The Siemens Power Academy, an R8 million training investment, was officially launched in theMpumalangaProvince, in eMalahleni in April 2012. The academy provides instrumentation and controls training focused on fossil power generation to learners already in the energy industry working for power utilities, such as Eskom.
The company’s contribution to skills transfer and localisation of projects continues with its involvement in the NX Air switchgear production line at the Siemens manufacturing facility in Northriding, Johannesburg. Siemens’ participation here is the result of a collaboration with Voith Hydro, which has in turn come about through the Ingula Pump Storage Project. The organisation has invested a total of R15 million in pre‐production and main production lines, in this way making it possible to locally produce IEC 62271‐200/100 switchgear equipment which, in the past, has been imported. Siemens facilitated technology transfer, signed manufacturing licenses and trained production engineers. Around 15 new production staff were appointed to aid the process, thus contributing to job creation.
Siemens has also established a relationship with AIDC Student Training Management, a small black enterprise which has enjoyed a successful reputation as a trainer focusing on the automotive industry since 1998, where it acts as a third party training manager to recruit artisan students, as well as place them and monitor their college training. Siemens has further roles in this association too, including preparing, monitoring, mentoring and driving appropriate practical training opportunities for artisans and technicians in the power industry, until the students attain their national diplomas or successfully complete trade tests. 80% of students are African, with the majority coming from rural communities located around Siemens’ infrastructure build projects.

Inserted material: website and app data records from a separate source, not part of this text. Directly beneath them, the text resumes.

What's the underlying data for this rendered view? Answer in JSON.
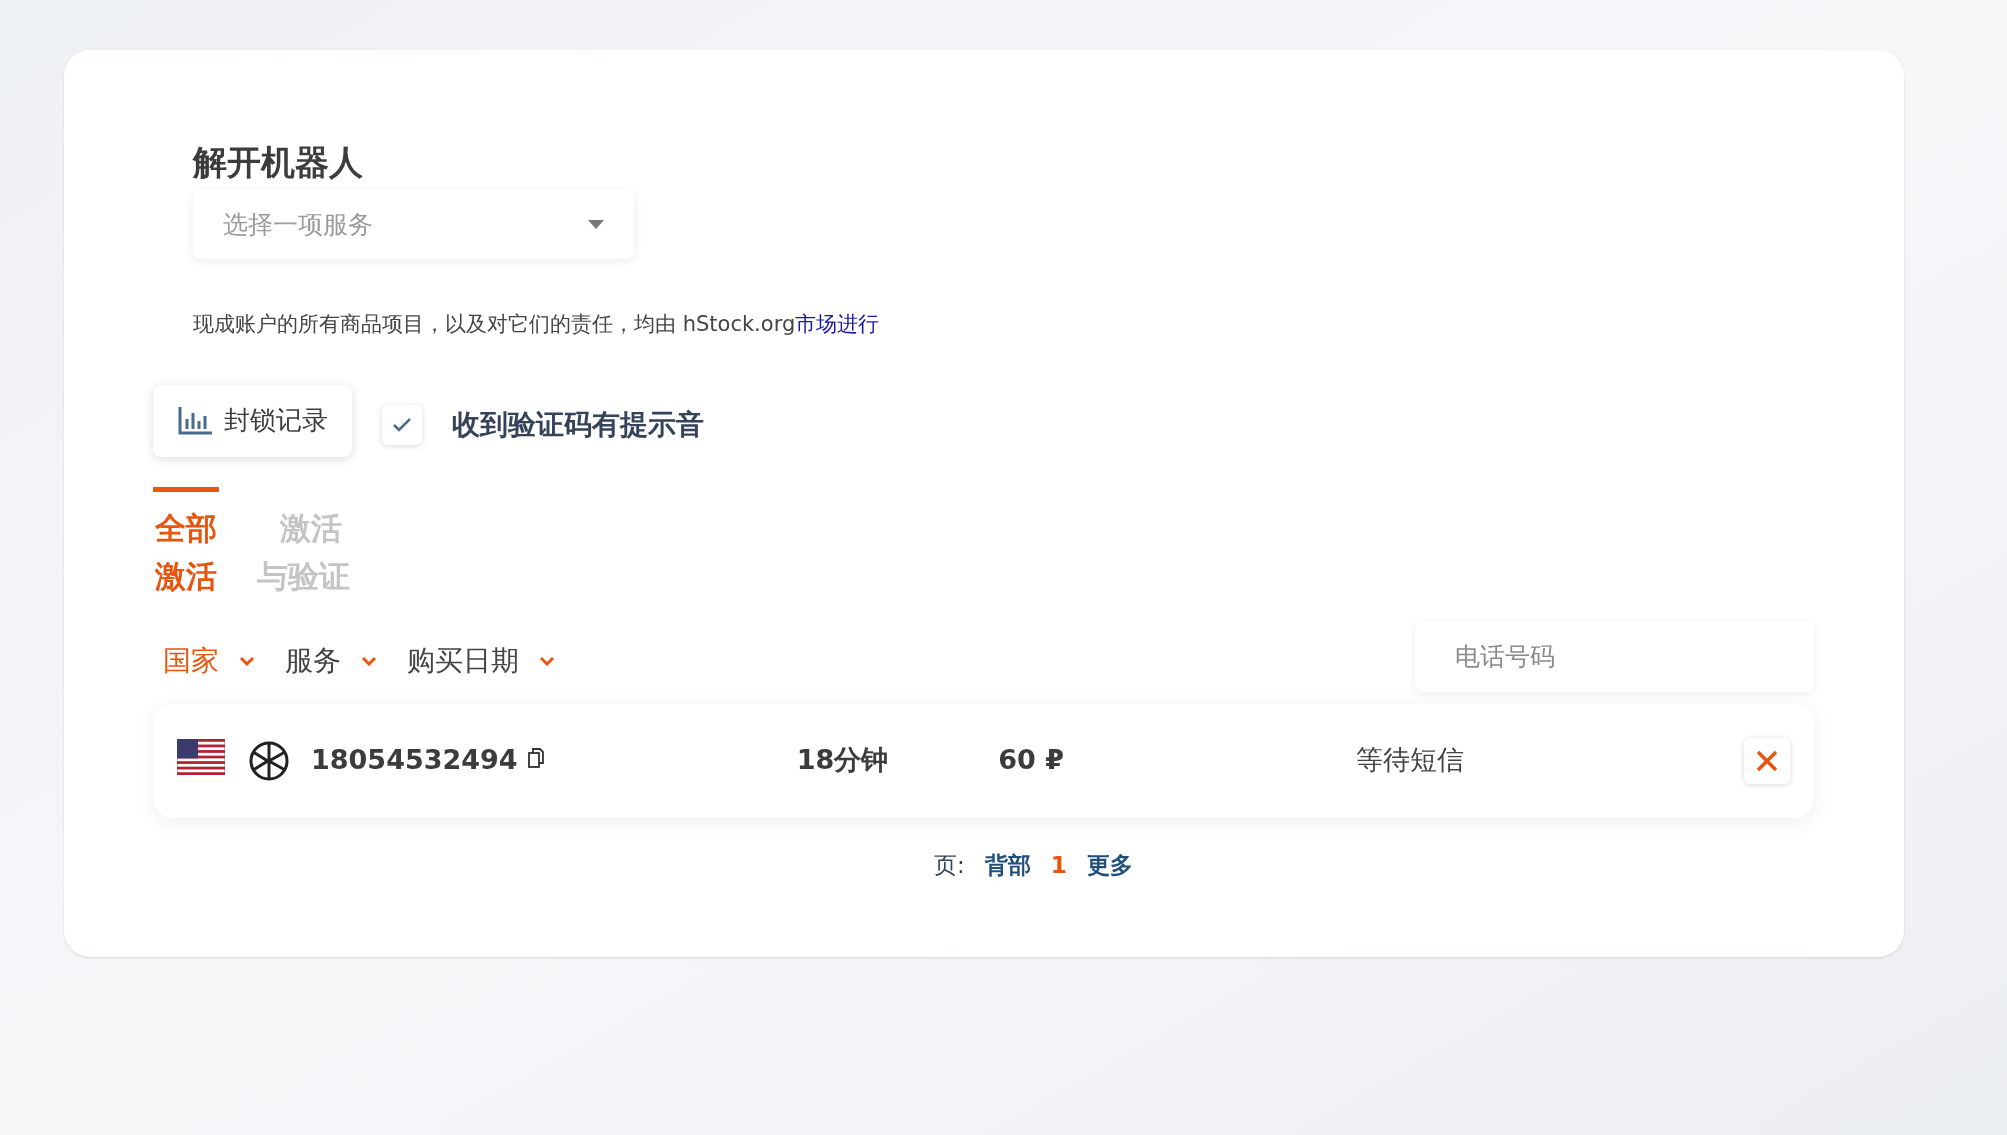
{
  "title": "解开机器人",
  "service_select": {
    "placeholder": "选择一项服务"
  },
  "notice": {
    "text": "现成账户的所有商品项目，以及对它们的责任，均由 hStock.org",
    "link": "市场进行"
  },
  "block_log_button": {
    "label": "封锁记录"
  },
  "sound_checkbox": {
    "label": "收到验证码有提示音",
    "checked": true
  },
  "tabs": [
    {
      "label": "全部激活",
      "selected": true
    },
    {
      "label": "激活与验证",
      "selected": false
    }
  ],
  "filters": [
    {
      "label": "国家",
      "active": true
    },
    {
      "label": "服务",
      "active": false
    },
    {
      "label": "购买日期",
      "active": false
    }
  ],
  "phone_search": {
    "placeholder": "电话号码"
  },
  "rows": [
    {
      "number": "18054532494",
      "duration": "18分钟",
      "price": "60 ₽",
      "status": "等待短信"
    }
  ],
  "pagination": {
    "label": "页:",
    "back": "背部",
    "current": "1",
    "more": "更多"
  }
}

This initiative was undertaken by Siemens as part of its commitment to AsgiSA.